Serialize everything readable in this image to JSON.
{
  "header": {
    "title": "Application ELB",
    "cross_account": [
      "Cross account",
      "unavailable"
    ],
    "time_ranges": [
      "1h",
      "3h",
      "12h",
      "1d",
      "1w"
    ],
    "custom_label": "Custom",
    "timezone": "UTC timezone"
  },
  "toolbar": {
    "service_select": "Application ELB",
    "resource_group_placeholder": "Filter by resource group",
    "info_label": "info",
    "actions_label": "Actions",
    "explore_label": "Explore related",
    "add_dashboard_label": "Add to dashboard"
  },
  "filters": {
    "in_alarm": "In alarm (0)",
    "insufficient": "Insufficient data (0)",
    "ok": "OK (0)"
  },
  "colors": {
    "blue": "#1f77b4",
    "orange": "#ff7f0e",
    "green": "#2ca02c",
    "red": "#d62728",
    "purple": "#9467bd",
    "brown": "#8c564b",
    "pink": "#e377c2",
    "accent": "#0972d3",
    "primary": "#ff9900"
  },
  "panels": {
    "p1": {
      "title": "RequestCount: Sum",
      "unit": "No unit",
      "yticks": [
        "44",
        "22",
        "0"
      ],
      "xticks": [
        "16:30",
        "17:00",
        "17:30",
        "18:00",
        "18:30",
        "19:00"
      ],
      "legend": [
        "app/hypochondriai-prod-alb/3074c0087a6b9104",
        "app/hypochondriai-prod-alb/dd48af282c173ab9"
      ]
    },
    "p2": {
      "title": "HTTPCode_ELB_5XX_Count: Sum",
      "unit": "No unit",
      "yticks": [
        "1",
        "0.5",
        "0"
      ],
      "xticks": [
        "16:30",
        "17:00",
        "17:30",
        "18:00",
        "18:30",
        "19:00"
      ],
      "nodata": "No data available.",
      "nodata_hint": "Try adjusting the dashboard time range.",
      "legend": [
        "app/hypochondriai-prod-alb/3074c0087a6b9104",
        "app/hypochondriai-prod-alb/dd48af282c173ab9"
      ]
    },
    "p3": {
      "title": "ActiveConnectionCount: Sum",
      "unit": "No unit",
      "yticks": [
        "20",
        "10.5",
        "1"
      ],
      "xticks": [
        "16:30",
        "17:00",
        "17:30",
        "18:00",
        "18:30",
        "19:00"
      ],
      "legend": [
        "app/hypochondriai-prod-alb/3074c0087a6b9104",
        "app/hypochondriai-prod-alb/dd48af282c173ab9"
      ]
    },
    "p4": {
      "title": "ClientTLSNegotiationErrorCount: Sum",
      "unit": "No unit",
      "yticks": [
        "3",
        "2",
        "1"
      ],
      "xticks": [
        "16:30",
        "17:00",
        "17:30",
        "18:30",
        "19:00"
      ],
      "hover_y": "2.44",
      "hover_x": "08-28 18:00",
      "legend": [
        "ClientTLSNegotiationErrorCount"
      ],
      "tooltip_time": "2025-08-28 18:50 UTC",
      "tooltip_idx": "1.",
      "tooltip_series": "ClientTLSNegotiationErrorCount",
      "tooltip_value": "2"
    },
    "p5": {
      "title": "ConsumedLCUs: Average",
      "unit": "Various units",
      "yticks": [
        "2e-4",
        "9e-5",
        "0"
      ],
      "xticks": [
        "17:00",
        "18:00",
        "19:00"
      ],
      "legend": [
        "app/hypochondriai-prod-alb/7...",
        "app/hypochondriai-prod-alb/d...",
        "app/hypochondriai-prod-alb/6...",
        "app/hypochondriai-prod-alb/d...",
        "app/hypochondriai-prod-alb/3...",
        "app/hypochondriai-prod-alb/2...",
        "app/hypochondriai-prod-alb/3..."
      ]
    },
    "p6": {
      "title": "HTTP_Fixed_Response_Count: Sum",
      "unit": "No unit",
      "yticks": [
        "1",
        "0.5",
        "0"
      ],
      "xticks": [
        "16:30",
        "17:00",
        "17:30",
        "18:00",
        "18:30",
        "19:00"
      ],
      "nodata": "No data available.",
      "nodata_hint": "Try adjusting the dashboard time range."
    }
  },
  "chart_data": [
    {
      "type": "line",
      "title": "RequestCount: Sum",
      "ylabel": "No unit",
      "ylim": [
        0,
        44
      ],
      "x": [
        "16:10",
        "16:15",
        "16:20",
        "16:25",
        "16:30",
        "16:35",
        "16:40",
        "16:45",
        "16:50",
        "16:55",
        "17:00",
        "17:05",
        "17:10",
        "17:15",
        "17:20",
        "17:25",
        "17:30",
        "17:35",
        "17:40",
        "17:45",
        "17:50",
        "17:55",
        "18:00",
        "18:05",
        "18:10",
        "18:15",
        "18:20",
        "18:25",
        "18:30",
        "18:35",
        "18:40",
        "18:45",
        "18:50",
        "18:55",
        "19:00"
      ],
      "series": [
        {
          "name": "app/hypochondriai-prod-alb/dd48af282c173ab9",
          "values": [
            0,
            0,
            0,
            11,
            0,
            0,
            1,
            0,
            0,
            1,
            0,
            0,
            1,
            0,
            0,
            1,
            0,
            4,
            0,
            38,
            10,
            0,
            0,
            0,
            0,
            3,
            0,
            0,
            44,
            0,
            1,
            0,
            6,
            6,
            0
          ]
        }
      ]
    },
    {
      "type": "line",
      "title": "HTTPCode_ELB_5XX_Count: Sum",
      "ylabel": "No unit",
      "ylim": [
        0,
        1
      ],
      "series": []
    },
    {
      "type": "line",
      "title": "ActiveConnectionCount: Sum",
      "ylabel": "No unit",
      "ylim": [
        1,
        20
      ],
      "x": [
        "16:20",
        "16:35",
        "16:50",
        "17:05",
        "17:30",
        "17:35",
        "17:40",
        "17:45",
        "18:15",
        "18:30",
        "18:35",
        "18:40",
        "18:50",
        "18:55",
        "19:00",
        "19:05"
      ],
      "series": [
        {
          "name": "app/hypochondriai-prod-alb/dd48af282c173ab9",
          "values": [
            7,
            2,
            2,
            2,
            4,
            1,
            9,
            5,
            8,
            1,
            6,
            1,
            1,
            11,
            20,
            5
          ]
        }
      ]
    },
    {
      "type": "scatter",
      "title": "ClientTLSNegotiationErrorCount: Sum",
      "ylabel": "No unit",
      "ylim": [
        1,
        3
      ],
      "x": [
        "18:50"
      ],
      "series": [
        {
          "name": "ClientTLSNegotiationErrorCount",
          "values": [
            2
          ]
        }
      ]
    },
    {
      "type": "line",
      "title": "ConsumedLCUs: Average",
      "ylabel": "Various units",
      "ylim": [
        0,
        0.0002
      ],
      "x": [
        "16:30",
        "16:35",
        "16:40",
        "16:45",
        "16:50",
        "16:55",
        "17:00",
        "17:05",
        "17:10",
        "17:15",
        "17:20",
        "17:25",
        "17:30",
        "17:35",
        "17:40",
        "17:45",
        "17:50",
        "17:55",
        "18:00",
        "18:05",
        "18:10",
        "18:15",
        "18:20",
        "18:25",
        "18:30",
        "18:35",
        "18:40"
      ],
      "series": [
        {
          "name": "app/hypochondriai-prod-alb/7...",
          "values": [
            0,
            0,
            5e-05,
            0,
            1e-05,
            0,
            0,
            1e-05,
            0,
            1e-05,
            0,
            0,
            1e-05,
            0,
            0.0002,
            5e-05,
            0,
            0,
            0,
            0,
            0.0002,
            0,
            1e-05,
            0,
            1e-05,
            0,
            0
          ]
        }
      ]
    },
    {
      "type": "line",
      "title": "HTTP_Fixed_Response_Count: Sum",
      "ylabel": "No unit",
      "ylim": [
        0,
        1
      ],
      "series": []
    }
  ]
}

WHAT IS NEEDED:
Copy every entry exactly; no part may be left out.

WRITTEN ANSWER:
Serialize everything readable in this image to JSON.
{
  "header": {
    "title": "Application ELB",
    "cross_account": [
      "Cross account",
      "unavailable"
    ],
    "time_ranges": [
      "1h",
      "3h",
      "12h",
      "1d",
      "1w"
    ],
    "custom_label": "Custom",
    "timezone": "UTC timezone"
  },
  "toolbar": {
    "service_select": "Application ELB",
    "resource_group_placeholder": "Filter by resource group",
    "info_label": "info",
    "actions_label": "Actions",
    "explore_label": "Explore related",
    "add_dashboard_label": "Add to dashboard"
  },
  "filters": {
    "in_alarm": "In alarm (0)",
    "insufficient": "Insufficient data (0)",
    "ok": "OK (0)"
  },
  "colors": {
    "blue": "#1f77b4",
    "orange": "#ff7f0e",
    "green": "#2ca02c",
    "red": "#d62728",
    "purple": "#9467bd",
    "brown": "#8c564b",
    "pink": "#e377c2",
    "accent": "#0972d3",
    "primary": "#ff9900"
  },
  "panels": {
    "p1": {
      "title": "RequestCount: Sum",
      "unit": "No unit",
      "yticks": [
        "44",
        "22",
        "0"
      ],
      "xticks": [
        "16:30",
        "17:00",
        "17:30",
        "18:00",
        "18:30",
        "19:00"
      ],
      "legend": [
        "app/hypochondriai-prod-alb/3074c0087a6b9104",
        "app/hypochondriai-prod-alb/dd48af282c173ab9"
      ]
    },
    "p2": {
      "title": "HTTPCode_ELB_5XX_Count: Sum",
      "unit": "No unit",
      "yticks": [
        "1",
        "0.5",
        "0"
      ],
      "xticks": [
        "16:30",
        "17:00",
        "17:30",
        "18:00",
        "18:30",
        "19:00"
      ],
      "nodata": "No data available.",
      "nodata_hint": "Try adjusting the dashboard time range.",
      "legend": [
        "app/hypochondriai-prod-alb/3074c0087a6b9104",
        "app/hypochondriai-prod-alb/dd48af282c173ab9"
      ]
    },
    "p3": {
      "title": "ActiveConnectionCount: Sum",
      "unit": "No unit",
      "yticks": [
        "20",
        "10.5",
        "1"
      ],
      "xticks": [
        "16:30",
        "17:00",
        "17:30",
        "18:00",
        "18:30",
        "19:00"
      ],
      "legend": [
        "app/hypochondriai-prod-alb/3074c0087a6b9104",
        "app/hypochondriai-prod-alb/dd48af282c173ab9"
      ]
    },
    "p4": {
      "title": "ClientTLSNegotiationErrorCount: Sum",
      "unit": "No unit",
      "yticks": [
        "3",
        "2",
        "1"
      ],
      "xticks": [
        "16:30",
        "17:00",
        "17:30",
        "18:30",
        "19:00"
      ],
      "hover_y": "2.44",
      "hover_x": "08-28 18:00",
      "legend": [
        "ClientTLSNegotiationErrorCount"
      ],
      "tooltip_time": "2025-08-28 18:50 UTC",
      "tooltip_idx": "1.",
      "tooltip_series": "ClientTLSNegotiationErrorCount",
      "tooltip_value": "2"
    },
    "p5": {
      "title": "ConsumedLCUs: Average",
      "unit": "Various units",
      "yticks": [
        "2e-4",
        "9e-5",
        "0"
      ],
      "xticks": [
        "17:00",
        "18:00",
        "19:00"
      ],
      "legend": [
        "app/hypochondriai-prod-alb/7...",
        "app/hypochondriai-prod-alb/d...",
        "app/hypochondriai-prod-alb/6...",
        "app/hypochondriai-prod-alb/d...",
        "app/hypochondriai-prod-alb/3...",
        "app/hypochondriai-prod-alb/2...",
        "app/hypochondriai-prod-alb/3..."
      ]
    },
    "p6": {
      "title": "HTTP_Fixed_Response_Count: Sum",
      "unit": "No unit",
      "yticks": [
        "1",
        "0.5",
        "0"
      ],
      "xticks": [
        "16:30",
        "17:00",
        "17:30",
        "18:00",
        "18:30",
        "19:00"
      ],
      "nodata": "No data available.",
      "nodata_hint": "Try adjusting the dashboard time range."
    }
  },
  "chart_data": [
    {
      "type": "line",
      "title": "RequestCount: Sum",
      "ylabel": "No unit",
      "ylim": [
        0,
        44
      ],
      "x": [
        "16:10",
        "16:15",
        "16:20",
        "16:25",
        "16:30",
        "16:35",
        "16:40",
        "16:45",
        "16:50",
        "16:55",
        "17:00",
        "17:05",
        "17:10",
        "17:15",
        "17:20",
        "17:25",
        "17:30",
        "17:35",
        "17:40",
        "17:45",
        "17:50",
        "17:55",
        "18:00",
        "18:05",
        "18:10",
        "18:15",
        "18:20",
        "18:25",
        "18:30",
        "18:35",
        "18:40",
        "18:45",
        "18:50",
        "18:55",
        "19:00"
      ],
      "series": [
        {
          "name": "app/hypochondriai-prod-alb/dd48af282c173ab9",
          "values": [
            0,
            0,
            0,
            11,
            0,
            0,
            1,
            0,
            0,
            1,
            0,
            0,
            1,
            0,
            0,
            1,
            0,
            4,
            0,
            38,
            10,
            0,
            0,
            0,
            0,
            3,
            0,
            0,
            44,
            0,
            1,
            0,
            6,
            6,
            0
          ]
        }
      ]
    },
    {
      "type": "line",
      "title": "HTTPCode_ELB_5XX_Count: Sum",
      "ylabel": "No unit",
      "ylim": [
        0,
        1
      ],
      "series": []
    },
    {
      "type": "line",
      "title": "ActiveConnectionCount: Sum",
      "ylabel": "No unit",
      "ylim": [
        1,
        20
      ],
      "x": [
        "16:20",
        "16:35",
        "16:50",
        "17:05",
        "17:30",
        "17:35",
        "17:40",
        "17:45",
        "18:15",
        "18:30",
        "18:35",
        "18:40",
        "18:50",
        "18:55",
        "19:00",
        "19:05"
      ],
      "series": [
        {
          "name": "app/hypochondriai-prod-alb/dd48af282c173ab9",
          "values": [
            7,
            2,
            2,
            2,
            4,
            1,
            9,
            5,
            8,
            1,
            6,
            1,
            1,
            11,
            20,
            5
          ]
        }
      ]
    },
    {
      "type": "scatter",
      "title": "ClientTLSNegotiationErrorCount: Sum",
      "ylabel": "No unit",
      "ylim": [
        1,
        3
      ],
      "x": [
        "18:50"
      ],
      "series": [
        {
          "name": "ClientTLSNegotiationErrorCount",
          "values": [
            2
          ]
        }
      ]
    },
    {
      "type": "line",
      "title": "ConsumedLCUs: Average",
      "ylabel": "Various units",
      "ylim": [
        0,
        0.0002
      ],
      "x": [
        "16:30",
        "16:35",
        "16:40",
        "16:45",
        "16:50",
        "16:55",
        "17:00",
        "17:05",
        "17:10",
        "17:15",
        "17:20",
        "17:25",
        "17:30",
        "17:35",
        "17:40",
        "17:45",
        "17:50",
        "17:55",
        "18:00",
        "18:05",
        "18:10",
        "18:15",
        "18:20",
        "18:25",
        "18:30",
        "18:35",
        "18:40"
      ],
      "series": [
        {
          "name": "app/hypochondriai-prod-alb/7...",
          "values": [
            0,
            0,
            5e-05,
            0,
            1e-05,
            0,
            0,
            1e-05,
            0,
            1e-05,
            0,
            0,
            1e-05,
            0,
            0.0002,
            5e-05,
            0,
            0,
            0,
            0,
            0.0002,
            0,
            1e-05,
            0,
            1e-05,
            0,
            0
          ]
        }
      ]
    },
    {
      "type": "line",
      "title": "HTTP_Fixed_Response_Count: Sum",
      "ylabel": "No unit",
      "ylim": [
        0,
        1
      ],
      "series": []
    }
  ]
}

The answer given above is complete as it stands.